[Papercut Press] 2003-04-29 - Job: General Introduction

Part 3

Job 1:3,4 His possessions also were 7,000 sheep, 3,000 Camels, 500 yoke of oxen, 500 female donkeys, and very many servants; and that man was the greatest of all the men of the East. And his sons used to go and hold a feast in the house of each one on his day, and they would send and invite their three sisters to eat and drink with them.

I am sorry I did not put out a new devo on Monday, but the amount of homework needed to do this one meant I needed some extra time to do it right. Please forgive me.

I would like to deal quickly with these two verses and then give a more general overview to the book in Job in general. Really verses 2, 3, & 4 are just overviews of Job's possessions and some of the practices of his family. There is not too much to comment on here except that he was very rich. In verse 5 we see his practice of a holy life and this is probably why satan came to God and suggested that if he was tempted harshly he would deny his faith in God. Satan was proved wrong in this story and I would like to get into some of the specifics in this devotional. I hope to put this as simply as possible.

The book of Job is mainly broken up into 32 speeches. These speeches only comprise the insight of 8 people.

1. God

2. satan (There are two between them)

3. Job

4. Job's wife (She is not named and only one speech is recorded)

5. Eliphaz (Three between Job and Eliphaz)

6. Bildad (Three between Job and Bildad)

7. Zephar (Two between Job and Zephar)

8. Elihu (Who makes four speeches with no answer given)

Then there are two speeches between God and Job. There are two speeches or parables given by Job. The other speeches given are reply's to these speeches mentioned. But there are really only 8 characters in the book of job. This makes the book a little easier to work with.

There are several things we learn from this book. One is that God is sovereign. Another is a really hard lesson to learn. It is that God sometimes afflicts or allows the affliction of His children. There is a third lesson we can learn from this book that might be hard for some of us. No matter how good our estate, or possessions seem to be, they are always subject to the Lord and His will for our lives. There is security in the grace of Christ, but there is no security in things. I think also that we can learn from Job because we can only look at him and say he had uncommon faith. Who could endure what he did and yet still trust God? We really can learn from his endurance. Lastly, we see in the book of Job that God never forsakes those who are his. If you are like me you are looking forward to looking Job up in heaven and asking how he hung in there during his struggles.

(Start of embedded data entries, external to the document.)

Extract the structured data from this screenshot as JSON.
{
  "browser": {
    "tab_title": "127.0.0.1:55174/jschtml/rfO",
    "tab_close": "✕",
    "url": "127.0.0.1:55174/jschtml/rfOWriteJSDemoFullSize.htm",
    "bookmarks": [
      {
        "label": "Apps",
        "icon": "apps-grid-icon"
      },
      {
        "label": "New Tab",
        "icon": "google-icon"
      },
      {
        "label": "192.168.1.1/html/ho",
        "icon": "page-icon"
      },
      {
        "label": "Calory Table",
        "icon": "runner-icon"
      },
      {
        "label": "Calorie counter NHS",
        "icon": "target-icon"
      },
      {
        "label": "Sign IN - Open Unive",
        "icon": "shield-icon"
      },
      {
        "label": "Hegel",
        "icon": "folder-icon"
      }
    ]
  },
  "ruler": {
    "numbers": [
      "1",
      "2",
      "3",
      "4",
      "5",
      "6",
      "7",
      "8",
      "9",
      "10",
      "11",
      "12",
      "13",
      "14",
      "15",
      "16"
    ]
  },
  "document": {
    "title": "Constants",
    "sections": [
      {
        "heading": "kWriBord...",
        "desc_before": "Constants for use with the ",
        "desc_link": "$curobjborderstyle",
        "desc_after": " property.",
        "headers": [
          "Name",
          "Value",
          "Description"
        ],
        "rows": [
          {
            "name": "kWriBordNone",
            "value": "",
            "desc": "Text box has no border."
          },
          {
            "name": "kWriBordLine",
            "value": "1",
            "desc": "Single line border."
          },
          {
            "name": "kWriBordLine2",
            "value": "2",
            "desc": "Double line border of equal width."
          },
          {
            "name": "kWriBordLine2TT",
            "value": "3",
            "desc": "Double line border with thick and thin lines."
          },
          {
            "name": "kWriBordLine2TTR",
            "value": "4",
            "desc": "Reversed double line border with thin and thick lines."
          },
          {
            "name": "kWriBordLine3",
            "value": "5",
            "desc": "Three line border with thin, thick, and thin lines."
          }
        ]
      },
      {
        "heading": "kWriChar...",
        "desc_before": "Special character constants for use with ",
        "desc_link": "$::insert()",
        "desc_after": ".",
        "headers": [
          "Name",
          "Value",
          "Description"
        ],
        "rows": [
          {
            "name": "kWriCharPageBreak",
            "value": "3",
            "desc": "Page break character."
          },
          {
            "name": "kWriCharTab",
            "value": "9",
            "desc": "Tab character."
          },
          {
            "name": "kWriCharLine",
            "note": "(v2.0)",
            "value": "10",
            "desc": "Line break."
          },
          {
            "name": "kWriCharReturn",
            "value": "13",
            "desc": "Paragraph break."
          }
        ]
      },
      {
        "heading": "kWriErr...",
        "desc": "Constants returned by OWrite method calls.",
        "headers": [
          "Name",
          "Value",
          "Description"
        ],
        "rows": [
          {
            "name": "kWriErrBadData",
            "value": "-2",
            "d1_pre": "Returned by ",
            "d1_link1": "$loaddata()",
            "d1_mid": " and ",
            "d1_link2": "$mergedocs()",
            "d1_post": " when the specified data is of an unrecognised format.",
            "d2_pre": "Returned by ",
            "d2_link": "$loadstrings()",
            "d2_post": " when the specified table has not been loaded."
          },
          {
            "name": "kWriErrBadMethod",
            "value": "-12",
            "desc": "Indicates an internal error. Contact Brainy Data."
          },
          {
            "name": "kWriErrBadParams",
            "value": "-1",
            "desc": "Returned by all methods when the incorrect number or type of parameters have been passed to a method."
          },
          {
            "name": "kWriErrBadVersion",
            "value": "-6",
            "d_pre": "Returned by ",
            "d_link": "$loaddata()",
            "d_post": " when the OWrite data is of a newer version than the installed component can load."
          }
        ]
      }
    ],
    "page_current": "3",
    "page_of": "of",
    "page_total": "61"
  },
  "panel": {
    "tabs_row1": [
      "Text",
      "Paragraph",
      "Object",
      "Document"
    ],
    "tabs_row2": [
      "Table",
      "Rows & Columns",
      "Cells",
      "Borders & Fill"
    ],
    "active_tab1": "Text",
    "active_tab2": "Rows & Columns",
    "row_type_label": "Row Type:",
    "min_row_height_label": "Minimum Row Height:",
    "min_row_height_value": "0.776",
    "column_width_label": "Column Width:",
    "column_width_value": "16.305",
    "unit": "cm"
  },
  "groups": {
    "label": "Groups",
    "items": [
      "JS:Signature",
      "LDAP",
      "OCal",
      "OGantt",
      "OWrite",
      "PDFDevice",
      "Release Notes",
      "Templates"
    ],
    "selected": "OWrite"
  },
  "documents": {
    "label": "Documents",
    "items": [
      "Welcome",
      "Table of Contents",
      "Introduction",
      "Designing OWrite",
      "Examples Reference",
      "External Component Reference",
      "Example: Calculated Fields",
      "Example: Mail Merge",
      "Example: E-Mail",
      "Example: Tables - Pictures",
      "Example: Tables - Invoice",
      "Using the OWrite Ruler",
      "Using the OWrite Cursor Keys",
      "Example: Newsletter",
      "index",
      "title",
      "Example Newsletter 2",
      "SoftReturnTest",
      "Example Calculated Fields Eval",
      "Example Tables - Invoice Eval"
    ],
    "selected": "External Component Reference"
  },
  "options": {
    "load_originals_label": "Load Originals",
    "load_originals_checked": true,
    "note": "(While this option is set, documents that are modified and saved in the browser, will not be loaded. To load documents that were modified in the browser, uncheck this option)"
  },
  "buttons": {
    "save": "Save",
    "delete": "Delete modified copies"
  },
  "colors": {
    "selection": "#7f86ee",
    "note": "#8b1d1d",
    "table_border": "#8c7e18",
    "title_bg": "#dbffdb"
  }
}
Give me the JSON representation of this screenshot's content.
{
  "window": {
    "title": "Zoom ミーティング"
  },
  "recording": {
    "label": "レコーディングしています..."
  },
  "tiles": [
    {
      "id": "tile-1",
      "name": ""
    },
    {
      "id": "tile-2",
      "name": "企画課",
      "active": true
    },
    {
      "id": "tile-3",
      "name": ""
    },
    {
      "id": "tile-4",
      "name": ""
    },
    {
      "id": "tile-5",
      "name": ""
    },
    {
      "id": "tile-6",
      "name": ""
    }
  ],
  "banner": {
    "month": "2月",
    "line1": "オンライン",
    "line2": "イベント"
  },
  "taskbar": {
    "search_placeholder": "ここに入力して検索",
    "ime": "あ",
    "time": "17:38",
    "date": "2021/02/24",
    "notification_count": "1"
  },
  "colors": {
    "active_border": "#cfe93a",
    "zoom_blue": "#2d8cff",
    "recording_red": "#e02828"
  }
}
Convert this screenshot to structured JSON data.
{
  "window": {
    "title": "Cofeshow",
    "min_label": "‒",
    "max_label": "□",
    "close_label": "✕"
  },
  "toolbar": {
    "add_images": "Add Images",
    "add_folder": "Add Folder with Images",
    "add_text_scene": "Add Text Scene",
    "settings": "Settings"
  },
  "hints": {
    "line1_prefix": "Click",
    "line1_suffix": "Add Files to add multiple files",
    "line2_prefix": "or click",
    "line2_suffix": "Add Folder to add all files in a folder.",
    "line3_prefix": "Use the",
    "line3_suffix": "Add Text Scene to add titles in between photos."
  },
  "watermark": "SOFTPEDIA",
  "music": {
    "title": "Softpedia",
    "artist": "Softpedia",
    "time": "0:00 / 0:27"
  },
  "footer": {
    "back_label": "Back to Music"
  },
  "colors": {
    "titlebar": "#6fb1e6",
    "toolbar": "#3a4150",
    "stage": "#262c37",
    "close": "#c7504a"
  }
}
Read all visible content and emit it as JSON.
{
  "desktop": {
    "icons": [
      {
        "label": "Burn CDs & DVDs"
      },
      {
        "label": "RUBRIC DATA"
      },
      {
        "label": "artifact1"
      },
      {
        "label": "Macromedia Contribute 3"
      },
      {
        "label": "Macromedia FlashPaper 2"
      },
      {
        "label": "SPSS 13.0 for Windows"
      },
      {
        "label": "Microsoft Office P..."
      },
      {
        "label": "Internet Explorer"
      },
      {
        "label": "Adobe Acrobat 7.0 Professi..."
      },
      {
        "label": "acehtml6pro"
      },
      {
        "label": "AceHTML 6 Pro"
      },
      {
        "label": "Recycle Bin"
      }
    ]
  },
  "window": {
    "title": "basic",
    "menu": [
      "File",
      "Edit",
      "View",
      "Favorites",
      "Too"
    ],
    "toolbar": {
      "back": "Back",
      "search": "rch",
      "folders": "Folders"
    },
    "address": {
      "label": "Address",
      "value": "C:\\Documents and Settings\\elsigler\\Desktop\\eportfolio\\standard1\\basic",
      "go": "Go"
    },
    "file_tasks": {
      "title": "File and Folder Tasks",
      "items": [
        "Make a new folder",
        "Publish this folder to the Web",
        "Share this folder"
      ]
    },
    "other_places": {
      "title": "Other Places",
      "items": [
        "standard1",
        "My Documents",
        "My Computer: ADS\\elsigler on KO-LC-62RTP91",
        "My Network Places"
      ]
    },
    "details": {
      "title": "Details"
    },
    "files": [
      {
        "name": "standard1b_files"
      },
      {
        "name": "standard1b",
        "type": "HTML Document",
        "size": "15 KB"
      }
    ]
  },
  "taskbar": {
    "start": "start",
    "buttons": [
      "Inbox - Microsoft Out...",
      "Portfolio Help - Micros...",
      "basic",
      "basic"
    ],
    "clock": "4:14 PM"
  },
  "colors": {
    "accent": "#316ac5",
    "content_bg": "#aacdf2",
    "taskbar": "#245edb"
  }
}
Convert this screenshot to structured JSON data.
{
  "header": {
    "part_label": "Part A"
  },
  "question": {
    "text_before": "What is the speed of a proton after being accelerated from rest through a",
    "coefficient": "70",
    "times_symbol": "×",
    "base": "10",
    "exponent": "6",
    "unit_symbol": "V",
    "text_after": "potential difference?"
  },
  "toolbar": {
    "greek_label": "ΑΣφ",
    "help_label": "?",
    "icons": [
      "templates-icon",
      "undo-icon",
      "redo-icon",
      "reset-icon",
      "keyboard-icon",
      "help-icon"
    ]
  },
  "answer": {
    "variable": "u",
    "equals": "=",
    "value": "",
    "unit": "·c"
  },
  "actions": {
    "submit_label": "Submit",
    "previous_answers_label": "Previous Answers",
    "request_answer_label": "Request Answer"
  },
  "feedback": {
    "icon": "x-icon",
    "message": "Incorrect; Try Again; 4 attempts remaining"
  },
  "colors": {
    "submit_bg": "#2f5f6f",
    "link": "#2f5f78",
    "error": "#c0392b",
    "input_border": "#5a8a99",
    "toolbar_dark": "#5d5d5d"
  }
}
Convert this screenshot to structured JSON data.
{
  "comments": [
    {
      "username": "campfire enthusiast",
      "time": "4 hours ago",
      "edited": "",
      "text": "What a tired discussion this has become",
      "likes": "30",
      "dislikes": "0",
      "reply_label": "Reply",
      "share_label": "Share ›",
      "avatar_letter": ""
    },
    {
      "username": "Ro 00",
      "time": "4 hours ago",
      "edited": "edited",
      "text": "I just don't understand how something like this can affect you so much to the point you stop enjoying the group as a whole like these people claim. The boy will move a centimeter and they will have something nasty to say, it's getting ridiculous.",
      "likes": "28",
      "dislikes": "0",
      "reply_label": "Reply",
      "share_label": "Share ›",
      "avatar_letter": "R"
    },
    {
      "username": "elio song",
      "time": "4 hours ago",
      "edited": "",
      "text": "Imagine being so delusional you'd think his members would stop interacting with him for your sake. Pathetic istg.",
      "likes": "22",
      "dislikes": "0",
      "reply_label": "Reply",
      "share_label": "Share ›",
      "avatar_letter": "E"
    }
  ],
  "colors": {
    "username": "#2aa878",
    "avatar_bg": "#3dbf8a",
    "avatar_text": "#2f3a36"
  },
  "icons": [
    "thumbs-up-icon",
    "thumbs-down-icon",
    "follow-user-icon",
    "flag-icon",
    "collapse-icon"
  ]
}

Another thing this book teaches us is that we can't judge someone's inward relationship with the Lord by their outward afflictions. This is tough not to do, but we really have no right to proceed in this manner without first hand knowledge. I know I have been guilty of doing it, but upon reflection, in some cases I don't know if I was right or wrong. The book of Job teaches us to be careful in this area because his three friends, or councilors, were were all condemned by the Lord at the end of the book. There is a pride in such presumption that is unbecoming a Christian. We are to be very careful in this area. The secrets of God's workings are not for us to make a final conclusion on. We can use wisdom and discernment, but in the end it is the Lord who is in control and the book of Job teaches us this in a very personal manner.

If you struggle in this life I encourage you to adopt the wisdom of Job found in Chapter 13 verse 15. He says, "Though He slay me, I will hope in Him." This is the mindset we must all take in.

I offer these thoughts on the book of Job in general to get us started. I am not sure how far we will dive into the book, but it is hard to get a handle on it without getting an overview. The lessons we can learn and apply from Job are incredible. I hope these are helpful to me, but to you also.

Soli Deo Gloria,

[email tim] godrulestb@aol.com